Where the vacuum hoses connect to the box you will see a silver screw sticking up through the connector. It has one of those flimsy push on retainers I have already talked about supposedly holding the connection tight. (Someone told me there should be a nut on there but now 3 people I worked with have had the push on retainer). If it is a retainer instead of a nut, you are going to have to dig around with a small screwdriver to get under that retainer and bend it out, and then you can grab it with long nose pliers. However, you need to pop that retainer off. When you do the vacuum lines will fall right off the box. Then you will have slack to disconnect the electrical lines.

Get the box all the way out and pull the pack off, it is cardboard, yes cardboard. You can release the vacuum line board inside by removing two screws. Then you have remove the other board with two other screws. Make a visual inspection to insure nothing on the board is cracked, broken or looks burned.

Next focus on the vacuum connector with the male parts. Remove the screw that holds the assembly to the box and ultimately will hold the connection tight. Replace the screw with a longer one but make sure the screw head is exactly the same size as it fits into molded plastic to keep it from turning as you tighten it up from the outside. Make sure you have a real nut that fits the screw threads. Put your new screw in, tighten the nut holding the vacuum piece to the box, and tape your cardboard back on. I cut a spacer to slip over the screw, which would press tightly on the vacuum connector at the connection and allow me to get the nut on the screw at the tip of the screw. (it makes it easier). Plug the box back into the wire harness then get back on your back, crawl back under the dash. Put the box back almost in it’s installed position and fit the connection to the box. Slip the spacer over the screw tight with the connector base then put the nut on the screw head and tighten with a socket. Doing this upside down is easier said then done but be patient. Tighten the nut pretty sung, start the car and check it out.

NOTE - The system will go through a series of re programming itself before it does anything. Wait a minute or so and if still nothing, turn it off, then back to auto, then press the fan buttons and make sure the temp is set to 60. If all this works you should soon have nice cool air blowing out the ac vents in your face. If it does not try to tighten the nut on the connector a little more, remember you have to have a really tight connection
there.

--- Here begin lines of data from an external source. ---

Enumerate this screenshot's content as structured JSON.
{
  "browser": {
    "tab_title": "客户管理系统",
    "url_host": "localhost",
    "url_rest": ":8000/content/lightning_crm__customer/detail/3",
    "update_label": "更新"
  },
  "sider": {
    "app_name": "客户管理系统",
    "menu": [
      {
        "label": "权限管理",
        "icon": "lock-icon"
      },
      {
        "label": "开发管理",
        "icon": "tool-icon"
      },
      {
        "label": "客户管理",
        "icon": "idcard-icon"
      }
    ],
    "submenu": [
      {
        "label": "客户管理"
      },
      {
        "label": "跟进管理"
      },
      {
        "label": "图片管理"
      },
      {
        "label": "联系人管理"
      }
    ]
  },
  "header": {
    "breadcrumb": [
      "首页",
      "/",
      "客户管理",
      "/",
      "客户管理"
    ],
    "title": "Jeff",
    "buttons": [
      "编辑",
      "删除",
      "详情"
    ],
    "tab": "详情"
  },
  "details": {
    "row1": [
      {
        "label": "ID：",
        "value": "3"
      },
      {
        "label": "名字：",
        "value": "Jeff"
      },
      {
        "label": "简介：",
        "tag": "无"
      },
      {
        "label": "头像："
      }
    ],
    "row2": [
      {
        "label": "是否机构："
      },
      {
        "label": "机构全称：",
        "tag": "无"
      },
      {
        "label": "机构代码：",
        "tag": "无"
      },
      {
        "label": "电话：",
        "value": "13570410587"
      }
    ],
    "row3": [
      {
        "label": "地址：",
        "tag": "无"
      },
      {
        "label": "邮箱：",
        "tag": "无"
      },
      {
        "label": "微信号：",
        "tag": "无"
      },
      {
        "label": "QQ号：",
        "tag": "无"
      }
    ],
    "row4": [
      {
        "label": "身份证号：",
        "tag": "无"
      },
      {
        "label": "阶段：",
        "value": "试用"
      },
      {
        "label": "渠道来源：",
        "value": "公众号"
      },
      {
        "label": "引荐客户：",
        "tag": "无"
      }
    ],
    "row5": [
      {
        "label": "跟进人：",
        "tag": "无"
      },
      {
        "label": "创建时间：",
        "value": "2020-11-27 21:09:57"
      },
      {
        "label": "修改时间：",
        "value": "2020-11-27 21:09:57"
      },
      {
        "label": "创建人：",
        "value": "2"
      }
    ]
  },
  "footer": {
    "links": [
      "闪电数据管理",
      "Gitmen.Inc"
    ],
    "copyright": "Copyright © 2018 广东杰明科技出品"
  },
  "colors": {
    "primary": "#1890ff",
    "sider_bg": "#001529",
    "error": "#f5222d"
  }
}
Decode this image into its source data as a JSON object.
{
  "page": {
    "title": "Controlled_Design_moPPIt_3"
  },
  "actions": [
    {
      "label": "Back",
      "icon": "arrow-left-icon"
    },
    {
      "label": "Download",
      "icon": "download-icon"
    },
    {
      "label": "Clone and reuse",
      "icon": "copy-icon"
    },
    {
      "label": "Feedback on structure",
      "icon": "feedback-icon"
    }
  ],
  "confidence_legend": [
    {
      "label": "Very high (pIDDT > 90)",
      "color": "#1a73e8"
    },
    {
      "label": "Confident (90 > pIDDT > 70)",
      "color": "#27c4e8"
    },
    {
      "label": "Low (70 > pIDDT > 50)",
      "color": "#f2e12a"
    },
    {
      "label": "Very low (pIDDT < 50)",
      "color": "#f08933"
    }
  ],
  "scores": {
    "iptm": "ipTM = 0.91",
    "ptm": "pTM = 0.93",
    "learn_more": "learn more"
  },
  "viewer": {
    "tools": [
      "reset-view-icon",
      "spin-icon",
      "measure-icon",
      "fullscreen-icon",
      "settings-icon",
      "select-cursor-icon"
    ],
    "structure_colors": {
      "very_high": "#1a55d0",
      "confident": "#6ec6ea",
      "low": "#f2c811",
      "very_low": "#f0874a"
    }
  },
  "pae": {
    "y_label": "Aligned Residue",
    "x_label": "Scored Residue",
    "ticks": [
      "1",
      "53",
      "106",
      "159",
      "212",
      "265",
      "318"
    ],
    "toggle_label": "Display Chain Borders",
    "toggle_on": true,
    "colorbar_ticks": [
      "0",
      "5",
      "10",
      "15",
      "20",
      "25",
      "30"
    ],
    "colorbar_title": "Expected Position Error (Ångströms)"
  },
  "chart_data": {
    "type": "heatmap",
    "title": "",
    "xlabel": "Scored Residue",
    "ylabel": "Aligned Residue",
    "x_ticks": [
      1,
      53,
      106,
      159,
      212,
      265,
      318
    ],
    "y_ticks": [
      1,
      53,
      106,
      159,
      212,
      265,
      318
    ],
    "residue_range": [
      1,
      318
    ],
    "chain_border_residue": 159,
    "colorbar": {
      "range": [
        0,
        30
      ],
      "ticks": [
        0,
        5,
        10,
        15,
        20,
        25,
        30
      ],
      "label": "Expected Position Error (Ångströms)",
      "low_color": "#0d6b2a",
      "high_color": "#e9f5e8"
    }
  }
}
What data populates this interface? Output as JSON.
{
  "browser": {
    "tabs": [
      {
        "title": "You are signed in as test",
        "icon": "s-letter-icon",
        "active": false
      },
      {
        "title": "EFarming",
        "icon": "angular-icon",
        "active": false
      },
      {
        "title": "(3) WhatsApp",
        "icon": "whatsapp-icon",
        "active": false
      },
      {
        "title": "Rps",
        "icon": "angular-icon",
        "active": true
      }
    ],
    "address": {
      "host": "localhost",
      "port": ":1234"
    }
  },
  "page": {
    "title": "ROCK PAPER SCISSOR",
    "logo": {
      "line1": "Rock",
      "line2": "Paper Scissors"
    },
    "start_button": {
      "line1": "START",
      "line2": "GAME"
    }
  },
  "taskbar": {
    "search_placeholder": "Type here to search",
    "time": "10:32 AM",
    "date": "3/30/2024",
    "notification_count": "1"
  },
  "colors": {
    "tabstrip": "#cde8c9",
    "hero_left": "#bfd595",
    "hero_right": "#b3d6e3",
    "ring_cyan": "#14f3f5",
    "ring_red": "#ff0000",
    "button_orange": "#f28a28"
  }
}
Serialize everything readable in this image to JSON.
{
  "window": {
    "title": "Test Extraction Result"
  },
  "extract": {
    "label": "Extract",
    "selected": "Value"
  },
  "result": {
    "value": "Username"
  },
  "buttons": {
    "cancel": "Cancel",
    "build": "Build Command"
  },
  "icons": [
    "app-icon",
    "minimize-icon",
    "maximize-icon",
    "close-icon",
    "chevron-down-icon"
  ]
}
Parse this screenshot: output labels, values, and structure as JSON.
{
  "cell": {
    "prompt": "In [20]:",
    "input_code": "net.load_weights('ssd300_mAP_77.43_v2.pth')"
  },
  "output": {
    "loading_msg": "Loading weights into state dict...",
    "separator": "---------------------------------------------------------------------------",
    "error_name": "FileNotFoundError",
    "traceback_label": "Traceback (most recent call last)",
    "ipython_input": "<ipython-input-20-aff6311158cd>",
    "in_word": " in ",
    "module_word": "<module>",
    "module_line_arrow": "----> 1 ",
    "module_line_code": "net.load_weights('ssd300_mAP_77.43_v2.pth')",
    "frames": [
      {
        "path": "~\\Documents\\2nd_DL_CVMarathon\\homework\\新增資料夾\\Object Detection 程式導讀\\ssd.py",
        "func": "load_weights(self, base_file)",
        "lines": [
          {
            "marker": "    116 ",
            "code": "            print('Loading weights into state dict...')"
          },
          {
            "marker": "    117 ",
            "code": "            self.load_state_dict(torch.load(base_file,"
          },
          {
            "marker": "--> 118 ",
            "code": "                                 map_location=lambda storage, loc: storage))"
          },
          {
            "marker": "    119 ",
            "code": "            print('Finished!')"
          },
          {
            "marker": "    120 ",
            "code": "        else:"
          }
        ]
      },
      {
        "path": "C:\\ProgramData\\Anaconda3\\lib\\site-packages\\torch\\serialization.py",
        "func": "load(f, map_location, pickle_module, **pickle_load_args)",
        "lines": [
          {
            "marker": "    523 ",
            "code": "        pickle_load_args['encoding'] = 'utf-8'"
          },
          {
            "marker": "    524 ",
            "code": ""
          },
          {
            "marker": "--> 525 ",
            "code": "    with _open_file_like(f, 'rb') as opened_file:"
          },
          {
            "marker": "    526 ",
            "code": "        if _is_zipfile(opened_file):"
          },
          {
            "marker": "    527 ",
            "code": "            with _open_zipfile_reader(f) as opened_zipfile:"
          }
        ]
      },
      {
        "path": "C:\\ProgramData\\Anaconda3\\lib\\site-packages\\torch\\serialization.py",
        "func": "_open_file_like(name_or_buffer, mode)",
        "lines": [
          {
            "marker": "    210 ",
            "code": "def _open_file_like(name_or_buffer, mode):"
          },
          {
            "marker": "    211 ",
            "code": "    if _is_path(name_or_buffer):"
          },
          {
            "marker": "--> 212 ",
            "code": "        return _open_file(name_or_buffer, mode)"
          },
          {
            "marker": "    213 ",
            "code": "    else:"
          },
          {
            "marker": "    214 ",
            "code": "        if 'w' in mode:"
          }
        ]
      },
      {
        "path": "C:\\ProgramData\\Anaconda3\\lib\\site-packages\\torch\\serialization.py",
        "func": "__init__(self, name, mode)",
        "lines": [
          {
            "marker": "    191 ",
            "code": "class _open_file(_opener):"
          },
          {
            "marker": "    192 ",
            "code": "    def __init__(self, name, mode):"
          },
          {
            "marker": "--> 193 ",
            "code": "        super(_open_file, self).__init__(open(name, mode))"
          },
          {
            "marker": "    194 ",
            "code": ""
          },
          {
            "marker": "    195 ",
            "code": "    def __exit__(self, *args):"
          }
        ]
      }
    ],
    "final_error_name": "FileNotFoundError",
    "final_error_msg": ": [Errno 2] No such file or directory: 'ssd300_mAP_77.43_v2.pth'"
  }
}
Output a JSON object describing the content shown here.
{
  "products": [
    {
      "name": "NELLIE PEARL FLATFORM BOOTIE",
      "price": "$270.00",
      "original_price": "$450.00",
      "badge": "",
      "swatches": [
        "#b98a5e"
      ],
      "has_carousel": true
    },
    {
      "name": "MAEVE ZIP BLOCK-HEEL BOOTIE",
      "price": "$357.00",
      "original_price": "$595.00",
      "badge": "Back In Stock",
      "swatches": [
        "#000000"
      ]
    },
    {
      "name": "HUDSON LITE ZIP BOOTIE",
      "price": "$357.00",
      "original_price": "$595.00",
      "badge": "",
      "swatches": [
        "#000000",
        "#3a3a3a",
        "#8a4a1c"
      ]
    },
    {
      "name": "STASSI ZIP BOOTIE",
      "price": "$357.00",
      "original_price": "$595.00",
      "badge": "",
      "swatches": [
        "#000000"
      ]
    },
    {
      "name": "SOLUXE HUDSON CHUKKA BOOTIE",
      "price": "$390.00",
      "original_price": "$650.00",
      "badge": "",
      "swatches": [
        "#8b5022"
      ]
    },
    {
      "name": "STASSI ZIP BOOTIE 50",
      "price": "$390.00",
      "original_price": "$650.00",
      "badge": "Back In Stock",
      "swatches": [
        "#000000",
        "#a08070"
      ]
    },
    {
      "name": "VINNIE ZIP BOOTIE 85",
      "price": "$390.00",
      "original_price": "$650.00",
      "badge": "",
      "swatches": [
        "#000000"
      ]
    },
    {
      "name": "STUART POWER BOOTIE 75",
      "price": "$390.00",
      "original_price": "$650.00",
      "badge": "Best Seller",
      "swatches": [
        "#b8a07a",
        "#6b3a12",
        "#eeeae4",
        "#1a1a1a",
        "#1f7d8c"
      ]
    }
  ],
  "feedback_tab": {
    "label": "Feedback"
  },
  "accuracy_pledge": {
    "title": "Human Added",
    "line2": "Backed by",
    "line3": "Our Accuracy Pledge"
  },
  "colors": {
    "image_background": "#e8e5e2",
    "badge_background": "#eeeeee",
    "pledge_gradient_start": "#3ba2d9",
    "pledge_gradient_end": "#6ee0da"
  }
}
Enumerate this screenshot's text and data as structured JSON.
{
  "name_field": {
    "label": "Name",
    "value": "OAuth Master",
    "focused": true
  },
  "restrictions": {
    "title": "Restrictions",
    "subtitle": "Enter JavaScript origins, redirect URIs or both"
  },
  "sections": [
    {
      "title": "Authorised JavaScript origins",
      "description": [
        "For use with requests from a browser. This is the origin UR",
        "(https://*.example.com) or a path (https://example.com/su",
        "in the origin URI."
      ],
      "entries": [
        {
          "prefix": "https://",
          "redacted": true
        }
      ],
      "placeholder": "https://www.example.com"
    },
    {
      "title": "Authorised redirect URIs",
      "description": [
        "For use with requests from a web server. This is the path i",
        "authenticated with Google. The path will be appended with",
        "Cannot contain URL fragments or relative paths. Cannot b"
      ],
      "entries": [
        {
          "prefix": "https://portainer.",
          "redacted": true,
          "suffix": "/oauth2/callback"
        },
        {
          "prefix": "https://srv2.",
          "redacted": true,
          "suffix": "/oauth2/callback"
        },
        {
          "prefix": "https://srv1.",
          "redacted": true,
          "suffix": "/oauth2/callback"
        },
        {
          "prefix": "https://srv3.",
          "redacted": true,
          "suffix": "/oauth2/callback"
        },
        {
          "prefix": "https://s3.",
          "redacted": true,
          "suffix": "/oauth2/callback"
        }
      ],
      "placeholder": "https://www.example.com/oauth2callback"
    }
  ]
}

If this still does not work, take the top off and drive it one last time as a convertible before you drive it into the lake.

Seriously, if all this does not work you probably have a faulty control head or vacuum programmer box and the system just didn’t pick up any trouble codes. From here you’re on your own to figure which box to replace first.

Hope all this helps,
Mark


__________________________________

Torch Red LT4 - Gone but never forgotten! :w


Later . . . . . .
6 Shooter
 

Corvette Forums

Not a member of the Corvette Action Center?  Join now!  It's free!

Help support the Corvette Action Center!

Supporting Vendors

Dealers:

MacMulkin Chevrolet - The Second Largest Corvette Dealer in the Country!

Parts/Accessories:

Vetteskins

Advertise with the Corvette Action Center!

Double Your Chances!

Partners

Top Bottom